“Not all wounds are visible”
Who is affected by emotional abuse? This destructive type of behaviour can occur in any type of relationship.
- Between a parent and a child
- In any kind of friendship
- With other relatives
- Emotional and verbal abuse can also be found in the workplace or at school
The effects of emotional abuse can make another person doubt themselves and others, and slowly break down a person’s self-worth or self-esteem. Whoever came up with the saying ‘sticks and stones can break my bones, but words will never hurt me’ was obviously in denial. Emotional and verbal abuse, if not dealt with correctly, can leave the person being abused with severe emotional pain and even long term psychological scars. The person being abused can develop severe anxiety and depression.
The main purpose of emotional abuse is to try and control and also to dominate another person. In many of the cases the abuser has not dealt with their own childhood traumas and may have been abused themselves. By not dealing with the issue in a constructive way and learning how to build positive relationships, the person can easily harbour resentment and anger. This person then goes out into society and displays the exact same behaviour to others.
Emotional abuse can lead to physical abuse, but not always. Although emotional and verbal abuse always seem to accompany physical abuse. Some of the signs of emotional abuse include:
- Controlling behaviour – Always asking where you are going and who you are with. The abuser will try to isolate and control everything. Displays unreasonable jealous tendencies towards friends and colleagues.
- Being manipulative and cruelly using emotional blackmail to get their way.

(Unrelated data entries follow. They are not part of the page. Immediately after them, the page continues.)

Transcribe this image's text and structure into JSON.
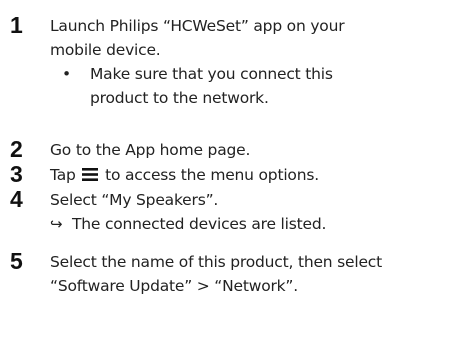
{
  "steps": [
    {
      "number": "1",
      "lines": [
        "Launch Philips “HCWeSet” app on your",
        "mobile device."
      ],
      "bullet": {
        "symbol": "•",
        "lines": [
          "Make sure that you connect this",
          "product to the network."
        ]
      }
    },
    {
      "number": "2",
      "text": "Go to the App home page."
    },
    {
      "number": "3",
      "text_before": "Tap",
      "icon": "menu-icon",
      "text_after": "to access the menu options."
    },
    {
      "number": "4",
      "text": "Select “My Speakers”.",
      "result": {
        "symbol": "↪",
        "text": "The connected devices are listed."
      }
    },
    {
      "number": "5",
      "lines": [
        "Select the name of this product, then select",
        "“Software Update” > “Network”."
      ]
    }
  ]
}
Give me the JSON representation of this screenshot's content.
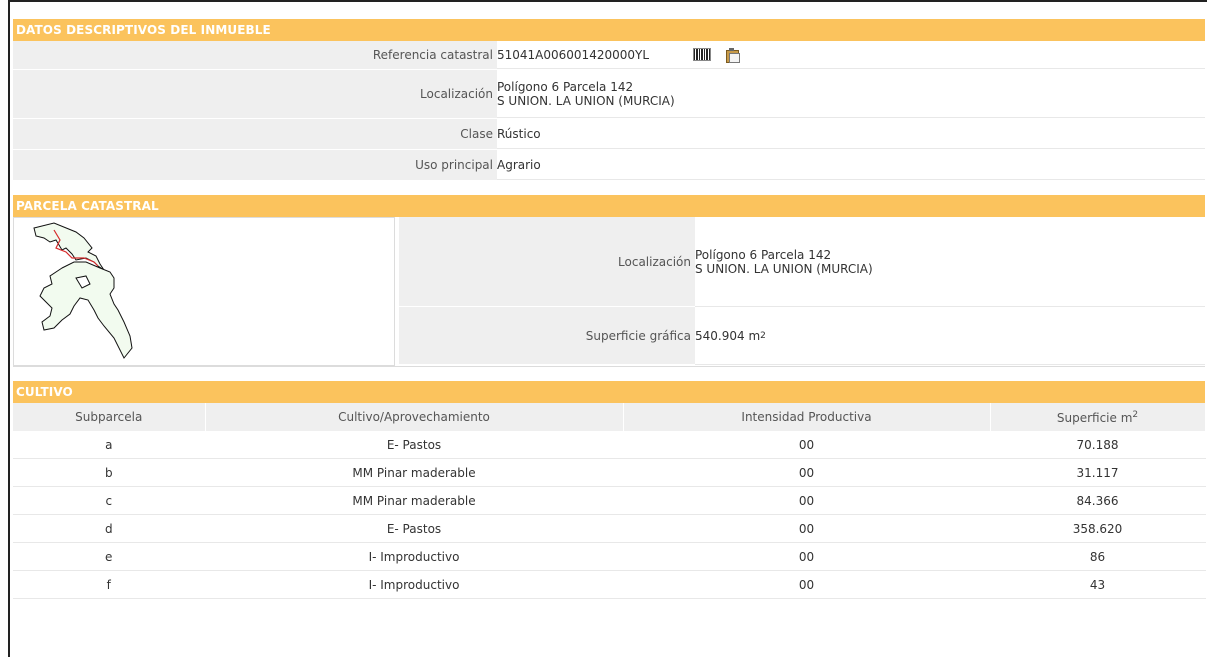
{
  "descriptive": {
    "title": "DATOS DESCRIPTIVOS DEL INMUEBLE",
    "ref_label": "Referencia catastral",
    "ref_value": "51041A006001420000YL",
    "loc_label": "Localización",
    "loc_line1": "Polígono 6 Parcela 142",
    "loc_line2": "S UNION. LA UNION (MURCIA)",
    "clase_label": "Clase",
    "clase_value": "Rústico",
    "uso_label": "Uso principal",
    "uso_value": "Agrario"
  },
  "parcela": {
    "title": "PARCELA CATASTRAL",
    "loc_label": "Localización",
    "loc_line1": "Polígono 6 Parcela 142",
    "loc_line2": "S UNION. LA UNION (MURCIA)",
    "sup_label": "Superficie gráfica",
    "sup_value": "540.904 m",
    "sup_unit_exp": "2"
  },
  "cultivo": {
    "title": "CULTIVO",
    "headers": {
      "subparcela": "Subparcela",
      "cultivo": "Cultivo/Aprovechamiento",
      "intensidad": "Intensidad Productiva",
      "superficie": "Superficie m",
      "superficie_exp": "2"
    },
    "rows": [
      {
        "sub": "a",
        "cult": "E- Pastos",
        "int": "00",
        "sup": "70.188"
      },
      {
        "sub": "b",
        "cult": "MM Pinar maderable",
        "int": "00",
        "sup": "31.117"
      },
      {
        "sub": "c",
        "cult": "MM Pinar maderable",
        "int": "00",
        "sup": "84.366"
      },
      {
        "sub": "d",
        "cult": "E- Pastos",
        "int": "00",
        "sup": "358.620"
      },
      {
        "sub": "e",
        "cult": "I- Improductivo",
        "int": "00",
        "sup": "86"
      },
      {
        "sub": "f",
        "cult": "I- Improductivo",
        "int": "00",
        "sup": "43"
      }
    ]
  },
  "icons": {
    "barcode": "barcode-icon",
    "clipboard": "clipboard-icon"
  },
  "colors": {
    "header_bg": "#fbc35d",
    "label_bg": "#efefef"
  }
}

- Meting out punishment that is undeserved
- Emotional outburst that are unpredictable
- Those who are abusive may have unrealistic expectations – for example demanding all your time to be with them.
- Behaviour and speech that is derogative. Calling you stupid, swearing at you and undermining your thoughts and values, is derisive towards your appearance and insults your intelligence.
- Continuously accusing you of lying and casts the blame of their behaviour onto you.
- Deliberately withholding love or any type of communication and support
- Continuous use of hurtful jokes or sarcastic remarks
- In many cases overbearing and unwelcome teasing can also be seen as abusive
The first step towards any type of healing, is to recognize there is an actual problem. Some who have been in an abusive relationship for a length of time may think the problem is with them, but it’s not, stop blaming yourself. Sometimes it may be necessary to leave the abusive relationship, but if this is not the case then there must be some boundaries set. Let the person know that you will no longer participate in conversations that are meant to hurt and criticize.
You cannot change an abusive person and the choices they make, but you can control your response to them. In certain cases professional help may be needed to improve the relationship. The most important thing is not to isolate yourself and to make sure that you have a support network in place. It could be a friend, another family member, pastor or even a counsellor, but stop being silent.
The abuse cannot go on forever, eventually the stress will cause illnesses such as depression and anxiety. Remember to put your own needs first and that you no longer need to please and protect the abuser. They no longer have control or power over you.